Start of DATA TO PROCESS
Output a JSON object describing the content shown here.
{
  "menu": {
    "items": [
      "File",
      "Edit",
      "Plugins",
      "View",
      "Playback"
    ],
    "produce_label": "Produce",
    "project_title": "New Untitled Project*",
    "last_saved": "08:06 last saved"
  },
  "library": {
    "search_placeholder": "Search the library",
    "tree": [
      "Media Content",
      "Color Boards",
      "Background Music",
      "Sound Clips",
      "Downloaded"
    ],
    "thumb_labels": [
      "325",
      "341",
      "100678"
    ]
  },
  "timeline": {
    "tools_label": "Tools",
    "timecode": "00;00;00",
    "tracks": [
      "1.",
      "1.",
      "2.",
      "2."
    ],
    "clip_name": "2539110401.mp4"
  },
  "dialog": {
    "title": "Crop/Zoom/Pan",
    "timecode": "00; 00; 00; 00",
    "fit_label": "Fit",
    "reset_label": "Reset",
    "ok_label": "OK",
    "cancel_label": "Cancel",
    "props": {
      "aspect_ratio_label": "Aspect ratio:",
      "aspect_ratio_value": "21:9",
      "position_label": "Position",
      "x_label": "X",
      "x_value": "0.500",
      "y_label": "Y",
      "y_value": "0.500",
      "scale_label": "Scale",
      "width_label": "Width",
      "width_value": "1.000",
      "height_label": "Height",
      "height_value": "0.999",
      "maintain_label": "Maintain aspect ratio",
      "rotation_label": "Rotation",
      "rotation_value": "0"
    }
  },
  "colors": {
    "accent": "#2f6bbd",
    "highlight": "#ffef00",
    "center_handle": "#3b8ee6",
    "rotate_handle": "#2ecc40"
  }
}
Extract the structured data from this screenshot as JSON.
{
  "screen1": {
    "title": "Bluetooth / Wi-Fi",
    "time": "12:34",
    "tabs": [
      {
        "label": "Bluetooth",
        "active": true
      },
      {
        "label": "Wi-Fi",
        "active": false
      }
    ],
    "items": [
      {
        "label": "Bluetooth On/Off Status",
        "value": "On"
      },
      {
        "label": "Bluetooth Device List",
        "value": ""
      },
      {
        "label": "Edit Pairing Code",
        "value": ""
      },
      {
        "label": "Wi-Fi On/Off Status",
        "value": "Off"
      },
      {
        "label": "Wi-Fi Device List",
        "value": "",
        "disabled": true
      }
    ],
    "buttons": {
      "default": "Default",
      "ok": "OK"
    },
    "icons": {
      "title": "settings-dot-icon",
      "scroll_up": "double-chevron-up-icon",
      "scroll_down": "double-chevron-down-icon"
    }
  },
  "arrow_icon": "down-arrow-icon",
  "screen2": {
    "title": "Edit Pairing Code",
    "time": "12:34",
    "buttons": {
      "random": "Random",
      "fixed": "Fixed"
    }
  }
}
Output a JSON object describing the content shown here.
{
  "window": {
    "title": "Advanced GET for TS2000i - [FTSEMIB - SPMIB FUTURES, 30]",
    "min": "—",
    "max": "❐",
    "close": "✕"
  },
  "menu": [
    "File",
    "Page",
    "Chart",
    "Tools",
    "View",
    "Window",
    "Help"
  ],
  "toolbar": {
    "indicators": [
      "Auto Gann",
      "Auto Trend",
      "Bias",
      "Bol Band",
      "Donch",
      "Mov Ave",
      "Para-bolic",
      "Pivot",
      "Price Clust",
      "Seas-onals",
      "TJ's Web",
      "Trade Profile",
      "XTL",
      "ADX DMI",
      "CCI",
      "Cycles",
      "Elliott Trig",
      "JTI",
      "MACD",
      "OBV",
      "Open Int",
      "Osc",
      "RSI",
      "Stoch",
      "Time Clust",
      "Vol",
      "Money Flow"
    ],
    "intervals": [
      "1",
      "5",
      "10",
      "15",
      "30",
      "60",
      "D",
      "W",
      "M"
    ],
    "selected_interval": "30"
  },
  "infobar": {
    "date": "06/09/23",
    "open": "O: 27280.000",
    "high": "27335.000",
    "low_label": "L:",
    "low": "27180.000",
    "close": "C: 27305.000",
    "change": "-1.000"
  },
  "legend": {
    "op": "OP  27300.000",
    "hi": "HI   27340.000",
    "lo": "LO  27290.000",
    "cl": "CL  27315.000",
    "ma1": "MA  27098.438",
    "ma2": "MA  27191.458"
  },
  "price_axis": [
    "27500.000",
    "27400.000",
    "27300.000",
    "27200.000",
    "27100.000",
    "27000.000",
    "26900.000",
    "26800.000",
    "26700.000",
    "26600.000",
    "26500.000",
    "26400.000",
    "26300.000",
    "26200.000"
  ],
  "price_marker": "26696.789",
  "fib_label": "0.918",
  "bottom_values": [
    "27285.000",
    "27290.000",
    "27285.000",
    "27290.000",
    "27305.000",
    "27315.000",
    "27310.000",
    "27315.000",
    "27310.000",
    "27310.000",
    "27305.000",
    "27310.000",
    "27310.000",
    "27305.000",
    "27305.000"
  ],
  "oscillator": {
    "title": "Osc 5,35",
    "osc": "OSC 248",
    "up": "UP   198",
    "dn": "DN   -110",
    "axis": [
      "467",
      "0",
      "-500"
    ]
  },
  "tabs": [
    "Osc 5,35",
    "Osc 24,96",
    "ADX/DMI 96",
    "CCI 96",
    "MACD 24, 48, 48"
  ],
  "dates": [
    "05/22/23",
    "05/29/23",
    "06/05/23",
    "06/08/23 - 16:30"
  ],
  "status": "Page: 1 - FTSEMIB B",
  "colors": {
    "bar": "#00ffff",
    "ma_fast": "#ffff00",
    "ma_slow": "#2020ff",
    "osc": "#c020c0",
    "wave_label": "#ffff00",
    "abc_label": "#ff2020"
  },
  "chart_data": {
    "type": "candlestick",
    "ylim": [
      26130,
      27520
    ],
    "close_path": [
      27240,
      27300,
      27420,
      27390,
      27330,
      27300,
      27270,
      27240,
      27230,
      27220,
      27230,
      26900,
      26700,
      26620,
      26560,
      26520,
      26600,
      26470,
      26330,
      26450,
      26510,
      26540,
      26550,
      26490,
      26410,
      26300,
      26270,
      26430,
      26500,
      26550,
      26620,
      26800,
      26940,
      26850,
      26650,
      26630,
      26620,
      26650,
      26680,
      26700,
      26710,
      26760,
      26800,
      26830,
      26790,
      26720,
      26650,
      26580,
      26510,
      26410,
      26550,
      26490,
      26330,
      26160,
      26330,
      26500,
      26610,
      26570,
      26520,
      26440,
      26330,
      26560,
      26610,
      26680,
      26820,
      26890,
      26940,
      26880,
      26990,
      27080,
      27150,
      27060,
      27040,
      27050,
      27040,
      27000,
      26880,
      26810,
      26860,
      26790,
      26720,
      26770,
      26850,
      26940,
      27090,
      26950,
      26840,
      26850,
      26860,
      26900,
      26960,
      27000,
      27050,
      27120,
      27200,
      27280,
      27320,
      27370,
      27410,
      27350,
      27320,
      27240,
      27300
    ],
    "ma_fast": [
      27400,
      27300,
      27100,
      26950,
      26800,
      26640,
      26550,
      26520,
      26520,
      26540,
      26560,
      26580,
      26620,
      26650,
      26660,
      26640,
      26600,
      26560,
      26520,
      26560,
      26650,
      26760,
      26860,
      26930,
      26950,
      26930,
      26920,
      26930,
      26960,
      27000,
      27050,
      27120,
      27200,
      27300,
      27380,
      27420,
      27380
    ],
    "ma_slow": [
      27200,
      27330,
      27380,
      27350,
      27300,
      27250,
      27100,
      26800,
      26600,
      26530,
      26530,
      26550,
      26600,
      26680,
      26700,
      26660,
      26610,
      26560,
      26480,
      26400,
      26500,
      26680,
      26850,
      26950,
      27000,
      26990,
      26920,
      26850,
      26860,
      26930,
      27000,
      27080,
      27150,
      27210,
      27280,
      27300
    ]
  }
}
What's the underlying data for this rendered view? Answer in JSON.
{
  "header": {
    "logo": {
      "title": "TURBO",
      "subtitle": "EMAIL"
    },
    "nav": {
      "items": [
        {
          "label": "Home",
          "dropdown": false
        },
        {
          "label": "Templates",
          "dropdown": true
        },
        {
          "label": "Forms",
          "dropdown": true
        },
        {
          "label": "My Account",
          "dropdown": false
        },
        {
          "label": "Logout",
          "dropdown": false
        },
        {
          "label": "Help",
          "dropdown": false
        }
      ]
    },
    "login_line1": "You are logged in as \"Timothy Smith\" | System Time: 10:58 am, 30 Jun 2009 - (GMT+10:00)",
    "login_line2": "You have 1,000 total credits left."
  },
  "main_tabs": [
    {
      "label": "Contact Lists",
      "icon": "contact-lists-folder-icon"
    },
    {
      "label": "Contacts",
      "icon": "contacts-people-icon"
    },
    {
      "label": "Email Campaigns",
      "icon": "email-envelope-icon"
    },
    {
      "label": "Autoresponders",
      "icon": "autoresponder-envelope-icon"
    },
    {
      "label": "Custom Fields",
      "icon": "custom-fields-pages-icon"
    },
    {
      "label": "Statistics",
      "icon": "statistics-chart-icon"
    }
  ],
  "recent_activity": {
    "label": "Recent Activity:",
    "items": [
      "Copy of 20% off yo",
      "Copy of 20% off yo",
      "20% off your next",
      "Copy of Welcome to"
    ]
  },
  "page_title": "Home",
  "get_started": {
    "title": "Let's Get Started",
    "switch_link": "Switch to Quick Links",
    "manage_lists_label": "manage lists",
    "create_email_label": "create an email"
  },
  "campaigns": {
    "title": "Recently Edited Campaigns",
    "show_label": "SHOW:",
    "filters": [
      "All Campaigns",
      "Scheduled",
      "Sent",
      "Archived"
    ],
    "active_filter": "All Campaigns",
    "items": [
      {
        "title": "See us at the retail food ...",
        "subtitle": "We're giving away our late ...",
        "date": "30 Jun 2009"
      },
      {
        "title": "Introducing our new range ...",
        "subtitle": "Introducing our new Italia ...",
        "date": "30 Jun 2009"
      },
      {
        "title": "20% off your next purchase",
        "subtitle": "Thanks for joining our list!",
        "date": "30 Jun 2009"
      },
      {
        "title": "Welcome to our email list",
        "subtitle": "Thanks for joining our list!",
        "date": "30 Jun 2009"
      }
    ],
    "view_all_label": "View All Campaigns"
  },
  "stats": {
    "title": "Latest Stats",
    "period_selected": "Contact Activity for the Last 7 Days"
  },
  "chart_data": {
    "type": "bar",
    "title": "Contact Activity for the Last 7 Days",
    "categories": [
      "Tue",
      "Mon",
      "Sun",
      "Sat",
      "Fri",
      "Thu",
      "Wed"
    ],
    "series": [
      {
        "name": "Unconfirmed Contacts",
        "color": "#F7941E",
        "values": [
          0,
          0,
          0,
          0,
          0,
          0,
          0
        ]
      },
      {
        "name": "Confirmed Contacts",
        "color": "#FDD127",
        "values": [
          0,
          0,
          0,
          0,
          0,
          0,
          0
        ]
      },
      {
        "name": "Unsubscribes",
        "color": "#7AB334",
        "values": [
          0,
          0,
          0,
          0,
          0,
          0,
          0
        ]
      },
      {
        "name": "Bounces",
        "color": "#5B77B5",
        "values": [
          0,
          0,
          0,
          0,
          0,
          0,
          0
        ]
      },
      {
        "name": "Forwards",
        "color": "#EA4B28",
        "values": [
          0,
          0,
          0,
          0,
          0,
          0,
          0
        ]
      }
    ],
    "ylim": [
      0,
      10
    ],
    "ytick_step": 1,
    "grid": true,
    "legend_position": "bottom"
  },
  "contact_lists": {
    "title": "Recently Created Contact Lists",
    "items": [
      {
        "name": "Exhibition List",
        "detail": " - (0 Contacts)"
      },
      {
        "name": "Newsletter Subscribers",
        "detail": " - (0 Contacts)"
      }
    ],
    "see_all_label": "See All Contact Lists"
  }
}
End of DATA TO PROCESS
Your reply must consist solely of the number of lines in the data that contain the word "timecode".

2